### EXERCISE OBJECTIVE
Copy the data exactly, line for line.

(Dataset rows for apps and sites)

==============================

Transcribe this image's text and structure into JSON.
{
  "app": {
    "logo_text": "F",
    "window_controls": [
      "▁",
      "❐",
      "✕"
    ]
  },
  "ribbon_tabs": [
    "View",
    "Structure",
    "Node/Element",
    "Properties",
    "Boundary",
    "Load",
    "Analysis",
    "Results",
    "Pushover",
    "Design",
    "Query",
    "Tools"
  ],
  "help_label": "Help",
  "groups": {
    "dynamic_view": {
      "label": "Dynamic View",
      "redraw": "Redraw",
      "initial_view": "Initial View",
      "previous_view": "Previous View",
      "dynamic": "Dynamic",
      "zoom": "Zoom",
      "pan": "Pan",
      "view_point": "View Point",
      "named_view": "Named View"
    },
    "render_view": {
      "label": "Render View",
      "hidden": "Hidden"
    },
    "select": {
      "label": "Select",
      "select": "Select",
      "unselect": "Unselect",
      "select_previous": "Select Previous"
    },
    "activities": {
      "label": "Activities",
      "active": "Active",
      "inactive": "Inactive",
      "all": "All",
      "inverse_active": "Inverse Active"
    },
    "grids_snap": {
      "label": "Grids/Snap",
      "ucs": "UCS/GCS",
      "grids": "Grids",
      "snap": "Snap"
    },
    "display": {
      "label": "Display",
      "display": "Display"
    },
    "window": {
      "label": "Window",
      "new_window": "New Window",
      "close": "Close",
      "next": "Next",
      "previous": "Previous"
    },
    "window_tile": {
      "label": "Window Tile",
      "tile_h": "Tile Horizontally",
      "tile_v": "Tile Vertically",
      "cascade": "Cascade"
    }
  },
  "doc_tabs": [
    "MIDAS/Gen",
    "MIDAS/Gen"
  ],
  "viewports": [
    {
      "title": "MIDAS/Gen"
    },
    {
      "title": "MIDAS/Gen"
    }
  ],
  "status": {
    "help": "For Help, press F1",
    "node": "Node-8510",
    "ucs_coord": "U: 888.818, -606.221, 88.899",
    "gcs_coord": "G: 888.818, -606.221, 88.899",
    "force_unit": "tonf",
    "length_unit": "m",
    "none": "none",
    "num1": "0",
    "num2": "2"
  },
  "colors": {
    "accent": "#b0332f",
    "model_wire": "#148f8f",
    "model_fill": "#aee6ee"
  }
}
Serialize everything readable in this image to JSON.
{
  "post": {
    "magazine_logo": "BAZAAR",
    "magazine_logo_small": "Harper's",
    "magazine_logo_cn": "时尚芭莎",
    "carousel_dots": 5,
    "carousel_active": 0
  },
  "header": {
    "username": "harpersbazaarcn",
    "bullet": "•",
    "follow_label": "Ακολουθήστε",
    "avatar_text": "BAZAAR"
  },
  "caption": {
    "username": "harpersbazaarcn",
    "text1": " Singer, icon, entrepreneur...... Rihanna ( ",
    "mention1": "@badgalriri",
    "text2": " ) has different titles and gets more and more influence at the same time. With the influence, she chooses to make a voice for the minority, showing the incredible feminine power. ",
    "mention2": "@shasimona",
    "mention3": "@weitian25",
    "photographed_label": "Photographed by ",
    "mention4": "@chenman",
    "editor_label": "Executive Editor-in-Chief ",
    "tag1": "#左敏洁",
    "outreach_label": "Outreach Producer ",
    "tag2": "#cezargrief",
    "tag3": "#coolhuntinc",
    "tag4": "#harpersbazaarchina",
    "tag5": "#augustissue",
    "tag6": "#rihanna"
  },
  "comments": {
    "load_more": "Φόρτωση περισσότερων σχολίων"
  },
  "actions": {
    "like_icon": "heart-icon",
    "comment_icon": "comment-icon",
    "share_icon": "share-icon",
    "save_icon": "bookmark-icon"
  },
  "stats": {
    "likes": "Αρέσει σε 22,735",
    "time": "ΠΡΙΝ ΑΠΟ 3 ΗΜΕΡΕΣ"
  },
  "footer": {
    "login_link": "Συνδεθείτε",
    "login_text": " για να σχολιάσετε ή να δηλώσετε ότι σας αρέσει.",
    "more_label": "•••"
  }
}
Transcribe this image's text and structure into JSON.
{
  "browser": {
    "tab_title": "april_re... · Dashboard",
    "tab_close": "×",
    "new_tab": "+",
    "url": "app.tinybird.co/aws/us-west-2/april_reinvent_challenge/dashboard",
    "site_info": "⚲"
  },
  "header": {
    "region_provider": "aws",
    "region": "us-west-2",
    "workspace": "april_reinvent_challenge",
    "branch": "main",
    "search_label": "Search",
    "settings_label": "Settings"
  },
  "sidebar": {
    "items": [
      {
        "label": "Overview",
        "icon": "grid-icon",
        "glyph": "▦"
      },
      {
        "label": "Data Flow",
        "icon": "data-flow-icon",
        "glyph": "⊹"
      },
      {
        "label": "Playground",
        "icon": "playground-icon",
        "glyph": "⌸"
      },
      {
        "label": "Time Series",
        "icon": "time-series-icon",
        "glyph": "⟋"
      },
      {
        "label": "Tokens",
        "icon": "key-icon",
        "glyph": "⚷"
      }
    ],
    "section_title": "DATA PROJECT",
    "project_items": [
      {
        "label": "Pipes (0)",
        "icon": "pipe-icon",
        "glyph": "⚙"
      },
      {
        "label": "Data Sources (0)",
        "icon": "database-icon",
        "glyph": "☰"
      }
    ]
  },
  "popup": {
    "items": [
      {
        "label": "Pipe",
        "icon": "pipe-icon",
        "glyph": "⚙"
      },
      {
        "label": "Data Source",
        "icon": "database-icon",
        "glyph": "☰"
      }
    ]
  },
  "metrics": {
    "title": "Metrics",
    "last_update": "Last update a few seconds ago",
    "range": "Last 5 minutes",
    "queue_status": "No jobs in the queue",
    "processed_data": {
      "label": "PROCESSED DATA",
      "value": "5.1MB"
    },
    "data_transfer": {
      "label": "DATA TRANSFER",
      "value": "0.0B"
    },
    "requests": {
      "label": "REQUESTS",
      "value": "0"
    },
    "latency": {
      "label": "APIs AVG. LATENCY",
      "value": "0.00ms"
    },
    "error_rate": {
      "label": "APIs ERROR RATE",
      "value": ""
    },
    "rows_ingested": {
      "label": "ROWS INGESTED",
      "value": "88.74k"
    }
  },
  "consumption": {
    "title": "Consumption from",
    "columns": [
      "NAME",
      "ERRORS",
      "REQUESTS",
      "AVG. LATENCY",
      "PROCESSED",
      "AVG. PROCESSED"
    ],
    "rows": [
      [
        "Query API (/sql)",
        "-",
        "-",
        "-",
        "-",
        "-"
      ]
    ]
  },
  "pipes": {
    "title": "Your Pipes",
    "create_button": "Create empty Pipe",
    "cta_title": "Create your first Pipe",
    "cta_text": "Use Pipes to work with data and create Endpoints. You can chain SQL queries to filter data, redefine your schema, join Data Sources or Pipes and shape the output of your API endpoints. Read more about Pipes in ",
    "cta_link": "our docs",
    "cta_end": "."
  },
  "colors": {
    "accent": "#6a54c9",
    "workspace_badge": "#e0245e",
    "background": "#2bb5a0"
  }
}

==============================

### YOUR RESPONSE
Transcribe this image's text and structure into JSON.
{
  "app": {
    "logo_text": "F",
    "window_controls": [
      "▁",
      "❐",
      "✕"
    ]
  },
  "ribbon_tabs": [
    "View",
    "Structure",
    "Node/Element",
    "Properties",
    "Boundary",
    "Load",
    "Analysis",
    "Results",
    "Pushover",
    "Design",
    "Query",
    "Tools"
  ],
  "help_label": "Help",
  "groups": {
    "dynamic_view": {
      "label": "Dynamic View",
      "redraw": "Redraw",
      "initial_view": "Initial View",
      "previous_view": "Previous View",
      "dynamic": "Dynamic",
      "zoom": "Zoom",
      "pan": "Pan",
      "view_point": "View Point",
      "named_view": "Named View"
    },
    "render_view": {
      "label": "Render View",
      "hidden": "Hidden"
    },
    "select": {
      "label": "Select",
      "select": "Select",
      "unselect": "Unselect",
      "select_previous": "Select Previous"
    },
    "activities": {
      "label": "Activities",
      "active": "Active",
      "inactive": "Inactive",
      "all": "All",
      "inverse_active": "Inverse Active"
    },
    "grids_snap": {
      "label": "Grids/Snap",
      "ucs": "UCS/GCS",
      "grids": "Grids",
      "snap": "Snap"
    },
    "display": {
      "label": "Display",
      "display": "Display"
    },
    "window": {
      "label": "Window",
      "new_window": "New Window",
      "close": "Close",
      "next": "Next",
      "previous": "Previous"
    },
    "window_tile": {
      "label": "Window Tile",
      "tile_h": "Tile Horizontally",
      "tile_v": "Tile Vertically",
      "cascade": "Cascade"
    }
  },
  "doc_tabs": [
    "MIDAS/Gen",
    "MIDAS/Gen"
  ],
  "viewports": [
    {
      "title": "MIDAS/Gen"
    },
    {
      "title": "MIDAS/Gen"
    }
  ],
  "status": {
    "help": "For Help, press F1",
    "node": "Node-8510",
    "ucs_coord": "U: 888.818, -606.221, 88.899",
    "gcs_coord": "G: 888.818, -606.221, 88.899",
    "force_unit": "tonf",
    "length_unit": "m",
    "none": "none",
    "num1": "0",
    "num2": "2"
  },
  "colors": {
    "accent": "#b0332f",
    "model_wire": "#148f8f",
    "model_fill": "#aee6ee"
  }
}
Serialize everything readable in this image to JSON.
{
  "post": {
    "magazine_logo": "BAZAAR",
    "magazine_logo_small": "Harper's",
    "magazine_logo_cn": "时尚芭莎",
    "carousel_dots": 5,
    "carousel_active": 0
  },
  "header": {
    "username": "harpersbazaarcn",
    "bullet": "•",
    "follow_label": "Ακολουθήστε",
    "avatar_text": "BAZAAR"
  },
  "caption": {
    "username": "harpersbazaarcn",
    "text1": " Singer, icon, entrepreneur...... Rihanna ( ",
    "mention1": "@badgalriri",
    "text2": " ) has different titles and gets more and more influence at the same time. With the influence, she chooses to make a voice for the minority, showing the incredible feminine power. ",
    "mention2": "@shasimona",
    "mention3": "@weitian25",
    "photographed_label": "Photographed by ",
    "mention4": "@chenman",
    "editor_label": "Executive Editor-in-Chief ",
    "tag1": "#左敏洁",
    "outreach_label": "Outreach Producer ",
    "tag2": "#cezargrief",
    "tag3": "#coolhuntinc",
    "tag4": "#harpersbazaarchina",
    "tag5": "#augustissue",
    "tag6": "#rihanna"
  },
  "comments": {
    "load_more": "Φόρτωση περισσότερων σχολίων"
  },
  "actions": {
    "like_icon": "heart-icon",
    "comment_icon": "comment-icon",
    "share_icon": "share-icon",
    "save_icon": "bookmark-icon"
  },
  "stats": {
    "likes": "Αρέσει σε 22,735",
    "time": "ΠΡΙΝ ΑΠΟ 3 ΗΜΕΡΕΣ"
  },
  "footer": {
    "login_link": "Συνδεθείτε",
    "login_text": " για να σχολιάσετε ή να δηλώσετε ότι σας αρέσει.",
    "more_label": "•••"
  }
}
Transcribe this image's text and structure into JSON.
{
  "browser": {
    "tab_title": "april_re... · Dashboard",
    "tab_close": "×",
    "new_tab": "+",
    "url": "app.tinybird.co/aws/us-west-2/april_reinvent_challenge/dashboard",
    "site_info": "⚲"
  },
  "header": {
    "region_provider": "aws",
    "region": "us-west-2",
    "workspace": "april_reinvent_challenge",
    "branch": "main",
    "search_label": "Search",
    "settings_label": "Settings"
  },
  "sidebar": {
    "items": [
      {
        "label": "Overview",
        "icon": "grid-icon",
        "glyph": "▦"
      },
      {
        "label": "Data Flow",
        "icon": "data-flow-icon",
        "glyph": "⊹"
      },
      {
        "label": "Playground",
        "icon": "playground-icon",
        "glyph": "⌸"
      },
      {
        "label": "Time Series",
        "icon": "time-series-icon",
        "glyph": "⟋"
      },
      {
        "label": "Tokens",
        "icon": "key-icon",
        "glyph": "⚷"
      }
    ],
    "section_title": "DATA PROJECT",
    "project_items": [
      {
        "label": "Pipes (0)",
        "icon": "pipe-icon",
        "glyph": "⚙"
      },
      {
        "label": "Data Sources (0)",
        "icon": "database-icon",
        "glyph": "☰"
      }
    ]
  },
  "popup": {
    "items": [
      {
        "label": "Pipe",
        "icon": "pipe-icon",
        "glyph": "⚙"
      },
      {
        "label": "Data Source",
        "icon": "database-icon",
        "glyph": "☰"
      }
    ]
  },
  "metrics": {
    "title": "Metrics",
    "last_update": "Last update a few seconds ago",
    "range": "Last 5 minutes",
    "queue_status": "No jobs in the queue",
    "processed_data": {
      "label": "PROCESSED DATA",
      "value": "5.1MB"
    },
    "data_transfer": {
      "label": "DATA TRANSFER",
      "value": "0.0B"
    },
    "requests": {
      "label": "REQUESTS",
      "value": "0"
    },
    "latency": {
      "label": "APIs AVG. LATENCY",
      "value": "0.00ms"
    },
    "error_rate": {
      "label": "APIs ERROR RATE",
      "value": ""
    },
    "rows_ingested": {
      "label": "ROWS INGESTED",
      "value": "88.74k"
    }
  },
  "consumption": {
    "title": "Consumption from",
    "columns": [
      "NAME",
      "ERRORS",
      "REQUESTS",
      "AVG. LATENCY",
      "PROCESSED",
      "AVG. PROCESSED"
    ],
    "rows": [
      [
        "Query API (/sql)",
        "-",
        "-",
        "-",
        "-",
        "-"
      ]
    ]
  },
  "pipes": {
    "title": "Your Pipes",
    "create_button": "Create empty Pipe",
    "cta_title": "Create your first Pipe",
    "cta_text": "Use Pipes to work with data and create Endpoints. You can chain SQL queries to filter data, redefine your schema, join Data Sources or Pipes and shape the output of your API endpoints. Read more about Pipes in ",
    "cta_link": "our docs",
    "cta_end": "."
  },
  "colors": {
    "accent": "#6a54c9",
    "workspace_badge": "#e0245e",
    "background": "#2bb5a0"
  }
}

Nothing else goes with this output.